At trial, the Court denied Ms. Burroughs’ request to suppress evidence of the marijuana on grounds that the warrantless search violated her Fourth Amendment rights. The Court held that the warrantless search was permissible as the bookbag was in plain view and the office had probable cause to suspect it contained drugs.
On appeal, the Third District Court of Appeals rejected the trial court’s finding that the “plain view exception” justified seizure of the bag but did not justify a search without a warrant. However, the Court ruled that the search was justified under the “single-purpose” container exception and affirmed the conviction.
Supreme Court Ruling: Search Warrant Requirements
Writing for the Court, Justice R. Patrick DeWine noted that the requirement to obtain a search warrant is the rule “and not the exception” under the Fourth Amendment. He added that law enforcement may conduct a search only when a specific exception to the warrant requirement applies.

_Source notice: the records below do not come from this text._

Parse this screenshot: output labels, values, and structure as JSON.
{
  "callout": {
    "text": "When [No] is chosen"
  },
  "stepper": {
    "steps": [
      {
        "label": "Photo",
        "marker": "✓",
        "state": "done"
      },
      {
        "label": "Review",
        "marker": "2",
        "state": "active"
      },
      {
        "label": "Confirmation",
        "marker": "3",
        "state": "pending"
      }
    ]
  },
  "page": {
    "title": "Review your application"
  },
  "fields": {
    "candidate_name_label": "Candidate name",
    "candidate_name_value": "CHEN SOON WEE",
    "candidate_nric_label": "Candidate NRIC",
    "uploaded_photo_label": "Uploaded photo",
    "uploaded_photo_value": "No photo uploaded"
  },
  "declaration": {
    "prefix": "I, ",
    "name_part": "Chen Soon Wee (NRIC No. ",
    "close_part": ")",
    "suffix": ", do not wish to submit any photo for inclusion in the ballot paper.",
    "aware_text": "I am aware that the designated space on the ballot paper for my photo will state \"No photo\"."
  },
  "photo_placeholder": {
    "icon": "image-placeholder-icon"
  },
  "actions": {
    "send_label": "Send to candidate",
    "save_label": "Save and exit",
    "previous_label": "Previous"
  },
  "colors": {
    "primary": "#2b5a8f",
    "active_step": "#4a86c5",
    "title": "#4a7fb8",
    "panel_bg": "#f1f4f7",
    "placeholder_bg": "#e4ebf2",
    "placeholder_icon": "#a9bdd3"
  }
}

The Marion County Prosecutor’s Office took the position that the single-purpose container exception allowed officers in this case to search Ms. Burroughs’ bookbag. The Court explained the origins of the exception – a footnote in a 1979 U.S. Supreme Court case – included observations that some containers (such as a gun case) could not support an expectation of privacy because its content could be inferred from its outward appearance.
The Court went on to explain that the single-purpose exception is extremely narrow and has never been used by the Ohio or U.S. Supreme Courts to justify a warrantless search. The opinion states that when a container’s appearance does not make its contents clear, “a warrant is required. That’s true, no matter how confident an officer is about what he thinks is inside.”
Ms. Burroughs’ conviction was vacated and remanded to the lower court with instructions to suppress evidence found in the bookbag.
Source: Supreme Court of Ohio, State v. Burroughs.